      I think it’s mentioned in some of the older posts I link to on alcohol stoves, but I use a folding titanium Esbit stove, one tablet and I supplement by soaking it in denatured alcohol or Heet (which is a brand of alcohol-based fuel line cleaner here in the States that is found at nearly every gas station and mini-market, even in the most rural of places). I find the Esbit tabs are difficult to light on their own, but the added alcohol makes it a snap and also adds a little to the burn time to ensure a rolling boil on a full pot of water.

      We’ll compare stoves on the 11th! Here’s hoping for some sun and warmth… but we can deal with rain and cool too 😉

      • That’s a great idea with the Esbit tabs. Last year I think I saw that folding Esbit being used on Youtube with wood as a fuel source. It reminded me somewhat of the stove that Nimblewill Nomad uses http://www.nimblewillnomad.com/stove.htm I’d actually prefer something similar to avoid having to buy/carry liquid fuel. I also have a Pocket Rocket with my hiking gear currently in storage in Michigan. It was always pretty nice to use, but these days I’m trying to move away from these types of trash producing items. The fuel canisters are bulky anyway.

        I hope we have warmer weather too! I’m ready for Spring big time.

  2. JohnnyK says:

    I like your idea of not bringing cooking stuff. Personally I bring survival stuff with me like a Eating tool http://amzn.com/B0030IRKHK and Can opener http://amzn.com/B005IDQW3S and something like this to start a fire http://amzn.com/B0010O748Q but of course I also bring a lighter and maybe some kind of plastic or metal food container and some kind of canned food usually beans of some kind just as a backup. Tim you are correct usually unless we are really doing wilderness bike camping usually you are within an hour or 2 ride to some place with food and water but like most guys we tend to over compensate so we bring junk we probably don’t need. When you get right down to it I think it’s about what makes you feel comfortable and safe like recently I got this http://www.topeak.com/products/Bottle-Cages/modulajavacage from REI and it fits my 20oz Stanley cup you can get here http://amzn.com/B00E0DZOHM Like I said it’s the little things you bring that can make you feel more at home on your bike. Anyway Tim another fine episode and yeah I put your show in the same category and level as The Sprocket and PedalHub podcasts. Your podcast has some really good info and since it is specific of our favorite past time I really enjoy listening. Anyway thanks again and Godspeed my friend.

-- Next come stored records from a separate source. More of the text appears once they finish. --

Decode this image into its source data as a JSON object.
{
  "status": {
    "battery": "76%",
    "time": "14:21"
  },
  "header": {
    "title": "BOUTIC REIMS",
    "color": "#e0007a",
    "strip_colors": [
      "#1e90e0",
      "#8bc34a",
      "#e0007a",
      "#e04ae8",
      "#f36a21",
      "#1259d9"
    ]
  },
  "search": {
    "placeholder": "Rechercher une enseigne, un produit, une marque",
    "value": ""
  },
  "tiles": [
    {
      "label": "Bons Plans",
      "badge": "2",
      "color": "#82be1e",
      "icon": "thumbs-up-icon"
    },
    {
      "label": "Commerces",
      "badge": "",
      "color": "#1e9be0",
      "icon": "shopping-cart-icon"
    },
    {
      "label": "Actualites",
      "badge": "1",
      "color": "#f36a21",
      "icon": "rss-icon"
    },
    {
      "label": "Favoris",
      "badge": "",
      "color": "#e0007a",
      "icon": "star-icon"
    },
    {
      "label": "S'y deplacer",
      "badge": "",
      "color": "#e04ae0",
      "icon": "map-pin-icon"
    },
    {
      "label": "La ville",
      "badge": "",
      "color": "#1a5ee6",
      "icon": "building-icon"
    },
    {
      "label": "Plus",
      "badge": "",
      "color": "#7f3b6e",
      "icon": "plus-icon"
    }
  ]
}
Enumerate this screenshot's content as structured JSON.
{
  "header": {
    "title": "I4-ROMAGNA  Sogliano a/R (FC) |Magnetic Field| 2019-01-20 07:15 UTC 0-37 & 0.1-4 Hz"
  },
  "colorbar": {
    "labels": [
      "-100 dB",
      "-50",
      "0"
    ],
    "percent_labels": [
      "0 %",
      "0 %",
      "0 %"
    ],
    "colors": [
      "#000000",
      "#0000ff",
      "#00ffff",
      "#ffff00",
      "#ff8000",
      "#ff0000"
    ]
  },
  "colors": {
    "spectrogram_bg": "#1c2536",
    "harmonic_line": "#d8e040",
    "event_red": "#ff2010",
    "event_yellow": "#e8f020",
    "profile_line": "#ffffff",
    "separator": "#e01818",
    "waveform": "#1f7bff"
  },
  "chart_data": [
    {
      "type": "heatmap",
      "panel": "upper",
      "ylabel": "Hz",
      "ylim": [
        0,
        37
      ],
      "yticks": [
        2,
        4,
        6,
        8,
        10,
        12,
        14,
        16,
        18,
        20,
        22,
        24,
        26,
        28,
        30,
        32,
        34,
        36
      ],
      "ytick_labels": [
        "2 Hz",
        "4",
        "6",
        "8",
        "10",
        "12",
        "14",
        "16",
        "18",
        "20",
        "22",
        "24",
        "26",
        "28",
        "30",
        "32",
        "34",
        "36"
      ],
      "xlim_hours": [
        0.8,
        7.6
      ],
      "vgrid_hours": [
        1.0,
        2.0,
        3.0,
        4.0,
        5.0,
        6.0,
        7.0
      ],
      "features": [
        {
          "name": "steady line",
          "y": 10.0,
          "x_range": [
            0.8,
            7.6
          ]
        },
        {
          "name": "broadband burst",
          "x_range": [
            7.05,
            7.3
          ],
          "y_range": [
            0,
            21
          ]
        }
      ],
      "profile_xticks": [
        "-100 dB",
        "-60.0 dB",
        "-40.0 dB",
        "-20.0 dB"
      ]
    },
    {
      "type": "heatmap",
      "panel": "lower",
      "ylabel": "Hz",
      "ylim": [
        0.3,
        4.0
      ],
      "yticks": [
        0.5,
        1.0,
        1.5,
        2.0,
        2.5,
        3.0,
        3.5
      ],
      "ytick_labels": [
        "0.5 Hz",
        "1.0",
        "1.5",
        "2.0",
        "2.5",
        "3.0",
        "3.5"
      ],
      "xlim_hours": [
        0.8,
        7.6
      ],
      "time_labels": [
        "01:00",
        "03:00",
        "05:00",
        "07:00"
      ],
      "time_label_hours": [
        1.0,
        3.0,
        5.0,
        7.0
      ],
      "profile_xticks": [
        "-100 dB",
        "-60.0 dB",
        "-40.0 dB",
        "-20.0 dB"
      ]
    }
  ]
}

    • Tim Mooney says:

      That Stanley insulated bottle is a classic… in fact a lot of those tools you link to feel like old school camping to me (in the best way of course). I’ve never used one of those magnesium tools, but I think they’re ideal for starting alcohol stoves. I keep using one of those Bic-style lighters and I’m convinced I’ll roast the tip of my thumb one of these days if I’m not careful.

      Thanks again for pairing this little corner of the internets with such fine shows… we’ve got some good stuff coming, so stay tuned!

      • JohnnyK says:

        Yeah those items are old school camping tools for sure and I only carry them because they can be condensed to a footprint I can carry in my pocket on my person for emergencies that way I have something tried and true to fall back too. If you are just riding between cities which I do often to see family and friends I don’t have to carry a tent and other camping gear since I am not staying out in the woods but you never know what might happen on the road.

What do you think?